But more details began to surface about the incident, and Carolina students weren’t happy to hear that the cadets trumpeted themselves as the victor of the altercation by virtue of the burned image. Benet, who would later become a U.S. senator, wrote a letter to The State presenting his account of the episode, and the story gained momentum. An editorial ran in Monday’s paper chastising Clemson’s cadets while also calling for the retirement of Clemson’s commandant of cadets, Lieutenant E.A. Sirmyer, for abetting the “raid” by disappearing after the cadets announced their intentions to march on campus. The editorial credited Benet and the other arbitrators for averting a disaster that “probably” would’ve resulted in deaths.
“The colleges of the State are not enemies of the other, and they should not be permitted to appear as enemies. Fair rivalry in sports should not provoke bitterness nor should its results breed hatred. Harmony between those who are alike the beneficiaries of the State should be demanded.”
The flames were fanned further after Clemson president P.H. Mell wrote a letter to The State providing a different account of events while also staunchly defending Sirmyer. The State published a lengthy editorial the same day disputing a number of Mell’s points, asserting that there was “no excuse” for marching on Carolina’s campus and nothing insulting in the transparency.
“One shot fired them would have brought on a battle, and perhaps dozens of the young men for whom South Carolina is providing an education would have fallen in death upon the grass of the campus.”
A number of other newspapers across the state joined in the condemnation of Clemson and its commandant. Some historians would later argue that The State’s sensationalism made an innocuous confrontation seem much worse than it was. Carolina’s trustees later elected to suspend the series, and the Gamecocks and Tigers would not play again until 1909.
But had Clemson’s cadets and Carolina’s students truly lost their tempers that Friday night after the big game, a budding rivalry might not have simply been put on hold but lost forever.
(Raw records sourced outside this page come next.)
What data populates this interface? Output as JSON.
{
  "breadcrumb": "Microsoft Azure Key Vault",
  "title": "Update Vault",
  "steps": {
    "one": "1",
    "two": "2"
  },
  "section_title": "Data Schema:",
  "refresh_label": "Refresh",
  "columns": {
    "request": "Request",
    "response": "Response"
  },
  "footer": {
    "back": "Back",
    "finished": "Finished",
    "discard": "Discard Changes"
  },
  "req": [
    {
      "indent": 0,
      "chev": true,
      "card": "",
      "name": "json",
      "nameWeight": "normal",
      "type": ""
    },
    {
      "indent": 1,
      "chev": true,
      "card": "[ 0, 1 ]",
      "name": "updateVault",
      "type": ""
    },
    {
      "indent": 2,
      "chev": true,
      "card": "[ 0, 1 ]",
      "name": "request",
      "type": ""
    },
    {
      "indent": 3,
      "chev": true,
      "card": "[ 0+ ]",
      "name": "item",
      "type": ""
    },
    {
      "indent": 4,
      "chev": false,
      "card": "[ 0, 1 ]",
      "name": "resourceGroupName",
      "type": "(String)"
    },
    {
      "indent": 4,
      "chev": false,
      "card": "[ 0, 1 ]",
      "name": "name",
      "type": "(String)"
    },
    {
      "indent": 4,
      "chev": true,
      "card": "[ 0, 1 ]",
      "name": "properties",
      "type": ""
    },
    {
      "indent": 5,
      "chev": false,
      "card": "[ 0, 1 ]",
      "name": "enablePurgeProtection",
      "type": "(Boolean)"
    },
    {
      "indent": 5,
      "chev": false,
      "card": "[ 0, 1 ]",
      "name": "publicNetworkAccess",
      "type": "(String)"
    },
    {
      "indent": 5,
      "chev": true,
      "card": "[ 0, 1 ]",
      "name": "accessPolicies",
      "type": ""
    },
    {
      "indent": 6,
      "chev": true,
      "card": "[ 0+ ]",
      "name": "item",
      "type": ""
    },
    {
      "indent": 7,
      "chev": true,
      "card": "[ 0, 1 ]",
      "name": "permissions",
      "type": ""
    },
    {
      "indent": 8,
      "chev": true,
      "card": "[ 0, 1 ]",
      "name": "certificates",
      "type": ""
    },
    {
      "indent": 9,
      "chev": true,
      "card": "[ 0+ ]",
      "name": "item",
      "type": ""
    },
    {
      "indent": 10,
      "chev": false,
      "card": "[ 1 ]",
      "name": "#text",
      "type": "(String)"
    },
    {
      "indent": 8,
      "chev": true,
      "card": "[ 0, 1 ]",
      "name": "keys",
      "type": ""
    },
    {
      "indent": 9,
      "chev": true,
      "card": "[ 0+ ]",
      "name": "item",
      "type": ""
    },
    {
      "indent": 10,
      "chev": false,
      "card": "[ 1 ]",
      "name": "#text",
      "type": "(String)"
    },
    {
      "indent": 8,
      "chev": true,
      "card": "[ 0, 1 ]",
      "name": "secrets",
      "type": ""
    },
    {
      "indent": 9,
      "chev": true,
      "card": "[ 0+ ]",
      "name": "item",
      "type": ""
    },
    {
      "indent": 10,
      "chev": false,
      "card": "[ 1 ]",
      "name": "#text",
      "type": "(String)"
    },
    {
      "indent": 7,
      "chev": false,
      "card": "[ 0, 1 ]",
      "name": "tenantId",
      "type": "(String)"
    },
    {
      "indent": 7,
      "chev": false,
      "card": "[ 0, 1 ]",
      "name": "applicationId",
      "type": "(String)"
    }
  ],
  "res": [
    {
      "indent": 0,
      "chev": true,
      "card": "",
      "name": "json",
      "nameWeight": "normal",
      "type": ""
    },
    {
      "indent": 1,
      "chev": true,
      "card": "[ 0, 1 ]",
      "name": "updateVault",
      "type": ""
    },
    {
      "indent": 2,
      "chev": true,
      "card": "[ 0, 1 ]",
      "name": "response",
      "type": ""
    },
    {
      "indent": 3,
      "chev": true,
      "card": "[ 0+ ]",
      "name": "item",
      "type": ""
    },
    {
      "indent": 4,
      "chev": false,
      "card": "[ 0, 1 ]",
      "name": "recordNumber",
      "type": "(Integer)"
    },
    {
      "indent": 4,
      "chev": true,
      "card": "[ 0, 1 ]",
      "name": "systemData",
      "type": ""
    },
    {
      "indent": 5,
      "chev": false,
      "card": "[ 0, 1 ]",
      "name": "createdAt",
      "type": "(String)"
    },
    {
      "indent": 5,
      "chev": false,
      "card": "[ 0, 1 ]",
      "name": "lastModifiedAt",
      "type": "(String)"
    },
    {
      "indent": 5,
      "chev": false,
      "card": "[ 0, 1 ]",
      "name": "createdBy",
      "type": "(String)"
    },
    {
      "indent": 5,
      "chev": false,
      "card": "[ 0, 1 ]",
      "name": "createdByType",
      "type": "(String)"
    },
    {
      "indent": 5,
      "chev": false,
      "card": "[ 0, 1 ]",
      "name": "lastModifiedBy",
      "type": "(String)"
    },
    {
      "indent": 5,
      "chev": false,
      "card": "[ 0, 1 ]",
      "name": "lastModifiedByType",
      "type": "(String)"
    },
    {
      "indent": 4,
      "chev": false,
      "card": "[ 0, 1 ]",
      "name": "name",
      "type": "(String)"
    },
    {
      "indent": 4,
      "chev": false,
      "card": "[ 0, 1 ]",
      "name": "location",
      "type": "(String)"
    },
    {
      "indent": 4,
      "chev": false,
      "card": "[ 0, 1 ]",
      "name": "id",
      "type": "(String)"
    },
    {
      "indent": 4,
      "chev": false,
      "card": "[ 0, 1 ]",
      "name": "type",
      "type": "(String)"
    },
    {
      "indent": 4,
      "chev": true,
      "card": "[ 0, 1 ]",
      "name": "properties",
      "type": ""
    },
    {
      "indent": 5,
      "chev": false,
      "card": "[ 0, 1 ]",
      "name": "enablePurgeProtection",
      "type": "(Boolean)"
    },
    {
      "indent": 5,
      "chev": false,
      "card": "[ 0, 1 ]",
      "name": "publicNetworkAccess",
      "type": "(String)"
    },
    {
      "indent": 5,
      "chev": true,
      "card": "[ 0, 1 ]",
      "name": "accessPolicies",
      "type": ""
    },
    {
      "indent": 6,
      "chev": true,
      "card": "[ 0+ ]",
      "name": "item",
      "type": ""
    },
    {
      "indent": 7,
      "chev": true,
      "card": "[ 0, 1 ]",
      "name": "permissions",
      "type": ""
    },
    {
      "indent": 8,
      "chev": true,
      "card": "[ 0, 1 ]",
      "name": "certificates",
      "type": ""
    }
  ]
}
"Classic Clashes of the Carolina-Clemson Football Rivalry: A State of Disunion” by Travis Haney and Larry Williams is available at www.historypress.com, www.amazon.com, or any bookstore.